Work instruction: In the listing below, how many lines include "this"? Give the number and no other text.

#### Data extract

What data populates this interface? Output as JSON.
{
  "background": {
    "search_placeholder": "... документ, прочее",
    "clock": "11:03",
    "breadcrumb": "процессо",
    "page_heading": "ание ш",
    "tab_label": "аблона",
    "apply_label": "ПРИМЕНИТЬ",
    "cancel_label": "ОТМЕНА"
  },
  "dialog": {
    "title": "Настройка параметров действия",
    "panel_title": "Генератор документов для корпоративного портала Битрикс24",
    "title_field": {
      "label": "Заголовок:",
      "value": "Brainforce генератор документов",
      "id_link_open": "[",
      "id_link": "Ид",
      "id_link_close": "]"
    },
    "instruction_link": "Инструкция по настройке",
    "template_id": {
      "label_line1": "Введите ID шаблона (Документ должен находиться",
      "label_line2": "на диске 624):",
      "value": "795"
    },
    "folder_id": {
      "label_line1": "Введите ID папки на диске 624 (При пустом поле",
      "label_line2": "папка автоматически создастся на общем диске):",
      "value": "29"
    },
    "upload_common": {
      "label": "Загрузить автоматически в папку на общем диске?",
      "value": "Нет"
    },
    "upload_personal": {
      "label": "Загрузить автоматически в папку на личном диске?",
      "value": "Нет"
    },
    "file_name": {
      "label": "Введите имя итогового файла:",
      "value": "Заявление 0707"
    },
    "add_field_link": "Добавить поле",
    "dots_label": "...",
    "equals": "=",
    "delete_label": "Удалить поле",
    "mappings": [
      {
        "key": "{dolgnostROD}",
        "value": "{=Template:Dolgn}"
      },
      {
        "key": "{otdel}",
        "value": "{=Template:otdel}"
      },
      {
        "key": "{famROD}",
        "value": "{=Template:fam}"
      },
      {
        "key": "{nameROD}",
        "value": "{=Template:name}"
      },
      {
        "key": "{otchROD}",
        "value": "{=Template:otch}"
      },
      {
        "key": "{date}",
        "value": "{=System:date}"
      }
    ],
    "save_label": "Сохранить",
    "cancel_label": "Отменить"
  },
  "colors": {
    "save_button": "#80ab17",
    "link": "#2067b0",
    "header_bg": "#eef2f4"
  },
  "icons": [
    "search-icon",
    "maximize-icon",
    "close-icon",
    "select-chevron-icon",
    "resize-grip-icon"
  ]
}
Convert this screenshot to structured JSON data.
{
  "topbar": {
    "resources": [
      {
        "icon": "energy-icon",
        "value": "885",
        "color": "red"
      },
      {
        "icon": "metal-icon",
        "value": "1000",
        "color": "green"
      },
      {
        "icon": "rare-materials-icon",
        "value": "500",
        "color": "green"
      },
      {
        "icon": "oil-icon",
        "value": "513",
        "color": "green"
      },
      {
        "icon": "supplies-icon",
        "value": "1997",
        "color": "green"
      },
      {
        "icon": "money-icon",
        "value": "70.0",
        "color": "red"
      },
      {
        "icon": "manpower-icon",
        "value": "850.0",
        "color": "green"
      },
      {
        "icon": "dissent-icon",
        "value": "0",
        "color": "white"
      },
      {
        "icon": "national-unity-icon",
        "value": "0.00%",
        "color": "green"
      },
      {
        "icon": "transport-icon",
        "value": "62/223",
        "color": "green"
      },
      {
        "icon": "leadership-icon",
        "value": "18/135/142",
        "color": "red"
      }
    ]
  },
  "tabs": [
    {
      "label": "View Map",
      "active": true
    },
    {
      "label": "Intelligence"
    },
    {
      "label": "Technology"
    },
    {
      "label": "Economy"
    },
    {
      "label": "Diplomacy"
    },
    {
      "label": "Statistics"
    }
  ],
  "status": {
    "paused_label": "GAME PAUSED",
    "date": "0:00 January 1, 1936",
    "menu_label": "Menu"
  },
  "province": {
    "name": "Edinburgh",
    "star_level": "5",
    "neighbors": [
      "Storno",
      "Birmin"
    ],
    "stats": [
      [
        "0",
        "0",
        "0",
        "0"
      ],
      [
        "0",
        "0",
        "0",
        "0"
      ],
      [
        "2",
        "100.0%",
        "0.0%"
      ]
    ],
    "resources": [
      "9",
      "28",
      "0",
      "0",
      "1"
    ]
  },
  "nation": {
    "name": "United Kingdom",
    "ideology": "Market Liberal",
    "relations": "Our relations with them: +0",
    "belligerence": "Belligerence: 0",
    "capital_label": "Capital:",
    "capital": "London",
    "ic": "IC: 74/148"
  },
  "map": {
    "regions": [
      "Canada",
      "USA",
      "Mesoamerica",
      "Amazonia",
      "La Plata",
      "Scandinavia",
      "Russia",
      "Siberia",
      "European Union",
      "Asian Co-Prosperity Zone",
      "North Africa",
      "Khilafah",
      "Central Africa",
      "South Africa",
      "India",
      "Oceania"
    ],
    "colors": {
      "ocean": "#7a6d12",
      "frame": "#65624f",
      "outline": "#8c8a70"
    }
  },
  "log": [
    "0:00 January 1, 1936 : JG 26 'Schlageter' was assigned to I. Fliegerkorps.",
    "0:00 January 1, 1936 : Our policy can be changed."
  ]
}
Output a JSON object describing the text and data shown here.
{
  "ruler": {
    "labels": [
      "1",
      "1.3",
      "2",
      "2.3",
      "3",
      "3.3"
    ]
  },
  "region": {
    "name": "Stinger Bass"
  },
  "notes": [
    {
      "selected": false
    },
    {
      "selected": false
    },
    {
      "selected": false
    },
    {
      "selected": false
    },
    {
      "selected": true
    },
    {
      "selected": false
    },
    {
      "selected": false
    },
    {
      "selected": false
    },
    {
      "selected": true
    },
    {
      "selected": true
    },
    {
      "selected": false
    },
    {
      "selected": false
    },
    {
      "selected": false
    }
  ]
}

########

Problem solution: 2